Brief:
For the entries below, work out how many lines include the string "CLEAN", then write only that number.

•••••

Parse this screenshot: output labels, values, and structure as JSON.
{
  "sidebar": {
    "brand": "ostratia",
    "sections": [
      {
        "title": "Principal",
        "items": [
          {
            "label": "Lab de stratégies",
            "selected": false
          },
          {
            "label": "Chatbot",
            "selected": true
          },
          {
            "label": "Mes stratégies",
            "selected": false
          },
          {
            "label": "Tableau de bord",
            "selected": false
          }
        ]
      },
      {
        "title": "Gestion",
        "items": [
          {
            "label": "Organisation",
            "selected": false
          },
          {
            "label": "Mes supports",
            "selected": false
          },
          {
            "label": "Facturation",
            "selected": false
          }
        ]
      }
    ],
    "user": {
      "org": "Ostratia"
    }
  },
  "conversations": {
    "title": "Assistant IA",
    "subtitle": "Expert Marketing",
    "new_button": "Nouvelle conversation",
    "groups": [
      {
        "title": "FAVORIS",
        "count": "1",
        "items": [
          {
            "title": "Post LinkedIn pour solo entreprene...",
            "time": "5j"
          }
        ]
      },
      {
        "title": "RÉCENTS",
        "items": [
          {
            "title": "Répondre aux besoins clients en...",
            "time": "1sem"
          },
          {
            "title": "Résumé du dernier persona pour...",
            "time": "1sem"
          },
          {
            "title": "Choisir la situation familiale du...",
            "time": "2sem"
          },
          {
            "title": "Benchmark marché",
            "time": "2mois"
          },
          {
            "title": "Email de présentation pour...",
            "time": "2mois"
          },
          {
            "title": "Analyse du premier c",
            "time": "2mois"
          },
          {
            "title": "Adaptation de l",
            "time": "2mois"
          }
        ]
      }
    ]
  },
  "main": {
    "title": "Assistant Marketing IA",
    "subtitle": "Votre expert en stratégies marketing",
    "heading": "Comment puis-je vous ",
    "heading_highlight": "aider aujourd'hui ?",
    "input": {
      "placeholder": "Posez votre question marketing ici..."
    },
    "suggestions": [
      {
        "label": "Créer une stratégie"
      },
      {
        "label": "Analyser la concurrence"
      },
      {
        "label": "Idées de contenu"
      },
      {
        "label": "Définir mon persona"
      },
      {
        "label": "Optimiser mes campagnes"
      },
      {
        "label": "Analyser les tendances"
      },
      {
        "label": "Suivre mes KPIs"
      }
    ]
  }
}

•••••

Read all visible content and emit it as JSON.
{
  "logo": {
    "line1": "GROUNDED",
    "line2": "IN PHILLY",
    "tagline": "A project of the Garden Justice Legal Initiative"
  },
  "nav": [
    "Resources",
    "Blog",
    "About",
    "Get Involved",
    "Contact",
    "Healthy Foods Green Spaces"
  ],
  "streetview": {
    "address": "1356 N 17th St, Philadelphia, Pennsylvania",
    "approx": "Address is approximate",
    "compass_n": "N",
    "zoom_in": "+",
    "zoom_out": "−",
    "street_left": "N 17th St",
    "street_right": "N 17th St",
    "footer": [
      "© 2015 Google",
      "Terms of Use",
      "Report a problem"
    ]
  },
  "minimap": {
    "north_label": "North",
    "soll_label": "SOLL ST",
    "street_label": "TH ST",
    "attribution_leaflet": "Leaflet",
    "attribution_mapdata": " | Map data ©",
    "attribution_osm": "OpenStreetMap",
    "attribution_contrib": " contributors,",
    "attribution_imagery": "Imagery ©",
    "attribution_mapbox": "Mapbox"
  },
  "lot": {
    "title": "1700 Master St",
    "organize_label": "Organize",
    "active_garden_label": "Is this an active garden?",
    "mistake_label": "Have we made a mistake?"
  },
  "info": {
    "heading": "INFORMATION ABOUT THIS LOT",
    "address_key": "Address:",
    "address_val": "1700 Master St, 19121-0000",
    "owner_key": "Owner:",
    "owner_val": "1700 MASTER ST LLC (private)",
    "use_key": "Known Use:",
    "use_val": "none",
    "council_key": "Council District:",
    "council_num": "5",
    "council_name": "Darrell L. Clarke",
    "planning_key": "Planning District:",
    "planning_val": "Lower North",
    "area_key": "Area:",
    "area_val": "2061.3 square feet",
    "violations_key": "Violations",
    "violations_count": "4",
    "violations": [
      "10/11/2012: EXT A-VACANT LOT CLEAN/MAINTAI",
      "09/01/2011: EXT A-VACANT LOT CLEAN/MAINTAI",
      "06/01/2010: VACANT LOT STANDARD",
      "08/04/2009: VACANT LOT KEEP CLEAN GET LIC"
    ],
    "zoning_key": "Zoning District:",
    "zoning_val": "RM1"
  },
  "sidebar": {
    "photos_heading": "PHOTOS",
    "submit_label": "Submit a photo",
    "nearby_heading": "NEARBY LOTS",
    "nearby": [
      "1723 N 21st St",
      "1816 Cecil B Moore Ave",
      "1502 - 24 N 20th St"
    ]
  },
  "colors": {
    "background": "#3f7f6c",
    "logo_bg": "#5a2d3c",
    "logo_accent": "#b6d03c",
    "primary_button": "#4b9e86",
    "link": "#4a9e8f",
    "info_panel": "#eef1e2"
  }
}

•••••

Response area:
3